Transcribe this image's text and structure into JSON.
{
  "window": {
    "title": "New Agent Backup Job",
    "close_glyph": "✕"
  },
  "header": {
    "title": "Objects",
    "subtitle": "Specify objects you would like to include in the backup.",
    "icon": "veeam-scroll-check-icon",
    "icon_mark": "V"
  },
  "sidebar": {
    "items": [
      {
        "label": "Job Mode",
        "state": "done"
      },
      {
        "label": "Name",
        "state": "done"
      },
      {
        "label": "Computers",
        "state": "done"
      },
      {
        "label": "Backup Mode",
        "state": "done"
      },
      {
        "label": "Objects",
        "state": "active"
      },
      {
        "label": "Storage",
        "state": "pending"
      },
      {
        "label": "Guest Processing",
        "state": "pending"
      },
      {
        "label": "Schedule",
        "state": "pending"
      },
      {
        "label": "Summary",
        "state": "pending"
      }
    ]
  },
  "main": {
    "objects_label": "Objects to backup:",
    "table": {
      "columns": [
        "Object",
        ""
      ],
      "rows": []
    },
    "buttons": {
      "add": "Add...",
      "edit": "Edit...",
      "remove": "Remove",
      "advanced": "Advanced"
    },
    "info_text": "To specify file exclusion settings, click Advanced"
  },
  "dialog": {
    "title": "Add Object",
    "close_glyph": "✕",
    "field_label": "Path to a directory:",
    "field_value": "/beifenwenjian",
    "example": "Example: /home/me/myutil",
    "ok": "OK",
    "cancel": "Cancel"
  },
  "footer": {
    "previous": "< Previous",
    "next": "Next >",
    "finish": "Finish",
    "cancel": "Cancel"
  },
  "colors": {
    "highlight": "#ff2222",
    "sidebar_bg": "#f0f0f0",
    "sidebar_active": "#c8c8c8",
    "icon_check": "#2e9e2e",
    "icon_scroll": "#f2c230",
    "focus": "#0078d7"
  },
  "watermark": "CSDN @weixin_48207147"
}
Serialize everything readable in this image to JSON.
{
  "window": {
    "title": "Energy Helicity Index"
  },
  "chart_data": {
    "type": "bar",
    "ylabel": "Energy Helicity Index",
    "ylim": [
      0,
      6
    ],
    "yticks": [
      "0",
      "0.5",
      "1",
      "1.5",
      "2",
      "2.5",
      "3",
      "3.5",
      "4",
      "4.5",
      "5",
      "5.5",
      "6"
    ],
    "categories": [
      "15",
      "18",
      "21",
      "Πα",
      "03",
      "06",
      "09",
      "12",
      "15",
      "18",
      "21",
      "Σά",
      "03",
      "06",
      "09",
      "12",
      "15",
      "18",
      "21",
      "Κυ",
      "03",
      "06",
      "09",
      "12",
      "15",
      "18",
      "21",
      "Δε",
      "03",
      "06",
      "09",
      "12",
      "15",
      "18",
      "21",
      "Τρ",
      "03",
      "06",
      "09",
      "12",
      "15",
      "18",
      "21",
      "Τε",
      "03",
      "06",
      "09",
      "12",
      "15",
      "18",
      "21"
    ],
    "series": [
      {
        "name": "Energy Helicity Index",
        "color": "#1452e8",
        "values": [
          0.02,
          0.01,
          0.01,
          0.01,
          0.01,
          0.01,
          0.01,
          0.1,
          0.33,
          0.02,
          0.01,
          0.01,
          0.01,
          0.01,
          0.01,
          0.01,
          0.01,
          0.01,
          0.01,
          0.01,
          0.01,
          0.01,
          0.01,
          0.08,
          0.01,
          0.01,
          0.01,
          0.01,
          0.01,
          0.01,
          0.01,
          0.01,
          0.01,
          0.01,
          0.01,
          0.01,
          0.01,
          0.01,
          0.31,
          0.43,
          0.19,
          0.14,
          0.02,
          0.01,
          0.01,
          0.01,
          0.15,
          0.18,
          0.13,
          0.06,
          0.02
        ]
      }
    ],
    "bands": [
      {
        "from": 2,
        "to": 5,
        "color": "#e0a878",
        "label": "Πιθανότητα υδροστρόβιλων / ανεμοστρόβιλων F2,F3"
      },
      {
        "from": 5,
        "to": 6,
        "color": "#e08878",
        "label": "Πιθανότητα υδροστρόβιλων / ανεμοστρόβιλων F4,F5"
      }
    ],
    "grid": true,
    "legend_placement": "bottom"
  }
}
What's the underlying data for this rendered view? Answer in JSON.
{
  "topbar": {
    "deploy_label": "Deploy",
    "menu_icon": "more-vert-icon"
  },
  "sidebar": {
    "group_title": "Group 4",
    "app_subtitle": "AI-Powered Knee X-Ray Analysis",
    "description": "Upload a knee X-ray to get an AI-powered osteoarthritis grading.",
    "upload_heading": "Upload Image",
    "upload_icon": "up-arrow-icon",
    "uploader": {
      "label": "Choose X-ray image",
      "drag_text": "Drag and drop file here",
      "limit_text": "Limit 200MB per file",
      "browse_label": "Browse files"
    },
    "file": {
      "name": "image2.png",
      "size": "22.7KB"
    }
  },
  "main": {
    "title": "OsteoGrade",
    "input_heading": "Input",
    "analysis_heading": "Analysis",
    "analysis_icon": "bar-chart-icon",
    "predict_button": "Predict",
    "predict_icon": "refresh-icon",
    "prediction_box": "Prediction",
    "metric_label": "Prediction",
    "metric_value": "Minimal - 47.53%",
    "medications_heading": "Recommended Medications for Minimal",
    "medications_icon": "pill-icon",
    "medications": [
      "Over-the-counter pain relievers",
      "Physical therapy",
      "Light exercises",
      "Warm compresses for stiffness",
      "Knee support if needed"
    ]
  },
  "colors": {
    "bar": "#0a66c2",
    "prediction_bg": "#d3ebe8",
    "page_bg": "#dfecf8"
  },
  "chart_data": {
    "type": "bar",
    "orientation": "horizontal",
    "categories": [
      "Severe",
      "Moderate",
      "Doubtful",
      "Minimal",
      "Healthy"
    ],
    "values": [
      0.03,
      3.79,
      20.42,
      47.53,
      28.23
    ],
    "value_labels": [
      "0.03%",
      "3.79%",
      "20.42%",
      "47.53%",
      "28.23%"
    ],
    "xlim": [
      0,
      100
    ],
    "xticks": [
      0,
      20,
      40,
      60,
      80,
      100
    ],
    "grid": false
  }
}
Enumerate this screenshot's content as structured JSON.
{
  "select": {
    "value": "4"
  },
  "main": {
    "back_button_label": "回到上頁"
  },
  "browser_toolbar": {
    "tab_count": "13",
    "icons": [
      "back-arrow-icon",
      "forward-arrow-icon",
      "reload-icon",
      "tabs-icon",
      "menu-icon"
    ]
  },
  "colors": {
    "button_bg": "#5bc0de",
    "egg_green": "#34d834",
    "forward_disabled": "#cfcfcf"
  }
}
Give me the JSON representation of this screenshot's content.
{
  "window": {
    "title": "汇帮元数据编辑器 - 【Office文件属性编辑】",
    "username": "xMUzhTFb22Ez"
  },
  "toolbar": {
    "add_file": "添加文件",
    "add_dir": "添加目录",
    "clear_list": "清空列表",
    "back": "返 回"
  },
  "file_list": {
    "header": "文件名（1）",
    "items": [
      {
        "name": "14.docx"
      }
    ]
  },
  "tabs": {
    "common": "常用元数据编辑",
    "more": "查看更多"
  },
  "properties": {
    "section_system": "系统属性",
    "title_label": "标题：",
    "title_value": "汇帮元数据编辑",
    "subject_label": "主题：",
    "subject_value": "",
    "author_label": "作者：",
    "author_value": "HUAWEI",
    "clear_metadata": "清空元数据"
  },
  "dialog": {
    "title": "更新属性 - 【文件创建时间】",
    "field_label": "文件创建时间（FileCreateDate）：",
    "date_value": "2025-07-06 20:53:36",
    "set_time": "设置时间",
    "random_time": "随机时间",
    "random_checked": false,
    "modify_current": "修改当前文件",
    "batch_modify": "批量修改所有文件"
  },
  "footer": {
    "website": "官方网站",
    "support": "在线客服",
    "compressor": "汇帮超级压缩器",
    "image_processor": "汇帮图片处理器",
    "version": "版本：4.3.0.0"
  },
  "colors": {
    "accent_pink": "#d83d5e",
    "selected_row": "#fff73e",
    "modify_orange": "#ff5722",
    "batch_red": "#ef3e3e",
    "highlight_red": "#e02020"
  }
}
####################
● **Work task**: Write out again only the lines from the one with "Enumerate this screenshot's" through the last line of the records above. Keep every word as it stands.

● **Task answer**:
Enumerate this screenshot's content as structured JSON.
{
  "select": {
    "value": "4"
  },
  "main": {
    "back_button_label": "回到上頁"
  },
  "browser_toolbar": {
    "tab_count": "13",
    "icons": [
      "back-arrow-icon",
      "forward-arrow-icon",
      "reload-icon",
      "tabs-icon",
      "menu-icon"
    ]
  },
  "colors": {
    "button_bg": "#5bc0de",
    "egg_green": "#34d834",
    "forward_disabled": "#cfcfcf"
  }
}
Give me the JSON representation of this screenshot's content.
{
  "window": {
    "title": "汇帮元数据编辑器 - 【Office文件属性编辑】",
    "username": "xMUzhTFb22Ez"
  },
  "toolbar": {
    "add_file": "添加文件",
    "add_dir": "添加目录",
    "clear_list": "清空列表",
    "back": "返 回"
  },
  "file_list": {
    "header": "文件名（1）",
    "items": [
      {
        "name": "14.docx"
      }
    ]
  },
  "tabs": {
    "common": "常用元数据编辑",
    "more": "查看更多"
  },
  "properties": {
    "section_system": "系统属性",
    "title_label": "标题：",
    "title_value": "汇帮元数据编辑",
    "subject_label": "主题：",
    "subject_value": "",
    "author_label": "作者：",
    "author_value": "HUAWEI",
    "clear_metadata": "清空元数据"
  },
  "dialog": {
    "title": "更新属性 - 【文件创建时间】",
    "field_label": "文件创建时间（FileCreateDate）：",
    "date_value": "2025-07-06 20:53:36",
    "set_time": "设置时间",
    "random_time": "随机时间",
    "random_checked": false,
    "modify_current": "修改当前文件",
    "batch_modify": "批量修改所有文件"
  },
  "footer": {
    "website": "官方网站",
    "support": "在线客服",
    "compressor": "汇帮超级压缩器",
    "image_processor": "汇帮图片处理器",
    "version": "版本：4.3.0.0"
  },
  "colors": {
    "accent_pink": "#d83d5e",
    "selected_row": "#fff73e",
    "modify_orange": "#ff5722",
    "batch_red": "#ef3e3e",
    "highlight_red": "#e02020"
  }
}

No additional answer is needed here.